Dr. Russon and some of her team at the Orangutan Kutai project.
October had us energized as we funded no less than three projects. One of them, the Orangutan Kutai Project, which is headed up by our own Board member, Dr. Anne Russon, was featured in a terrific New Yorker article that same month, titled “An Orangutan Learns to Fish.” As one of the world’s top primatologists, the portrayal of Dr. Russon’s orangutan ranging work in Kalimantan was fascinating and fun at the same time. Other October highlights included; seeing our first ever orangutan scholarship recipient, Reza, receive his university degree in Environmental Sciences; introducing the Chester Zoo’s “Go Orange For Orangutans” campaign, which will help support our annual vet workshop, and joining a concerned coalition of conservation NGOs to draft a letter that was delivered to outgoing President SBY of Indonesia to encourage him to honor his as yet unrealized pledge to protect orangutans before his tenure expired. We finished off this busy month by rushing emergency funding to OuTrop to help their team fight the dry-season forest fires that were burning out of control near their Bornean site in the Sabangau Forest.
By November, the OC team had signaled our future commitment to being there for the team at the Sumatran Orangutan Conservation Programme (SOCP), and in particular for their future semi-wild home for orangutans in Sumatra, Orangutan Haven. Unreleasable, injured or ill, orangutans will soon have pristine island homes built for them that will offer a sense of complete freedom. This special group of great apes, who would never survive alone in the wild, will find a green paradise and have room to spread out and feel as free as they should. Ground has already broken for Orangutan Haven, with Dr. Ian Singleton and a large team of dedicated heroes working around the clock to bring this vision to reality.

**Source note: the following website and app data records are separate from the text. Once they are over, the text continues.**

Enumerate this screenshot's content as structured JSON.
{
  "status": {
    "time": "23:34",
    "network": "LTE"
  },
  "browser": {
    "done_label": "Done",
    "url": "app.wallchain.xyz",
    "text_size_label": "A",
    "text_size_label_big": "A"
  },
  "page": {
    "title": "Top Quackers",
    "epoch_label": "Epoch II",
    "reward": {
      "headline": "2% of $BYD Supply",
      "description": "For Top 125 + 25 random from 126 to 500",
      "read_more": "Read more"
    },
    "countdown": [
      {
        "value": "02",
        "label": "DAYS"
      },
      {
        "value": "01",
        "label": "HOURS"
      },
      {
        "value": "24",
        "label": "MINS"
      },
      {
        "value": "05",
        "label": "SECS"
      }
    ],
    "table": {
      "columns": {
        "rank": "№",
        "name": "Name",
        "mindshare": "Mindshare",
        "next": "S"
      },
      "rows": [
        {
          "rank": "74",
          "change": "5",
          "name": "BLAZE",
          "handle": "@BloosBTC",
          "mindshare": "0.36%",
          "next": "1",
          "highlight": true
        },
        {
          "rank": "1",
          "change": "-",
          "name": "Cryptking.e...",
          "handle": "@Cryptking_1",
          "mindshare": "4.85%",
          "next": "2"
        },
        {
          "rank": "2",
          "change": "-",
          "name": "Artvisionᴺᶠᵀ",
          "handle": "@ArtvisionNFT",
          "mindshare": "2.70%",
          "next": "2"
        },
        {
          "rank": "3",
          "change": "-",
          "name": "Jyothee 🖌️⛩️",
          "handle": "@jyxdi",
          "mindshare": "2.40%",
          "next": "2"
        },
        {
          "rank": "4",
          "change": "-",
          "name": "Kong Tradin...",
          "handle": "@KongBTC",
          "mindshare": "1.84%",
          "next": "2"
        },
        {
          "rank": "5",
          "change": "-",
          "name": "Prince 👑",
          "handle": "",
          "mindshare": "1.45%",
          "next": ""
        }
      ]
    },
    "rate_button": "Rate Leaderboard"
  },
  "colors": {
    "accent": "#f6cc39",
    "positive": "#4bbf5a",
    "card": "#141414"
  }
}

Thanksgiving is held in America in November, and we couldn’t have been more thankful than to help support the evolution of this important project then and in the future.
The future semi-wild home for unreleasable orangutans is now being built.
December still left time for some end-of-year business and we were glad to be able help the team at the Samboja Lestari/BOSF rescue and rehabilitation center in East Kalimantan, Borneo. Caring for 200 orangutans there means a lot of staff and plenty of wear and tear on the coveralls. As the giving season quickly approached, OC added a new Board member – Betty Dunbar – sent out our holiday cards in the mail – or rather, through email – and looked forward to the coming year and to what we can do in 2015 to help orangutans in bigger and better ways. While we can’t predict where the calls will come from in the New Year, we are dedicated to being there to help give orangutans and their rainforest homes a fighting chance for survival. We can only do that with you on our team, so please considering supporting our work by visiting our How To Help page, and help us in our mission in 2015. Happy New Year!
Leuser, a blind orangutan, and recent dad, will be one of the future residents of Orangutan Haven
OC provided new uniforms for the entire team at Samboja Lestari rescue center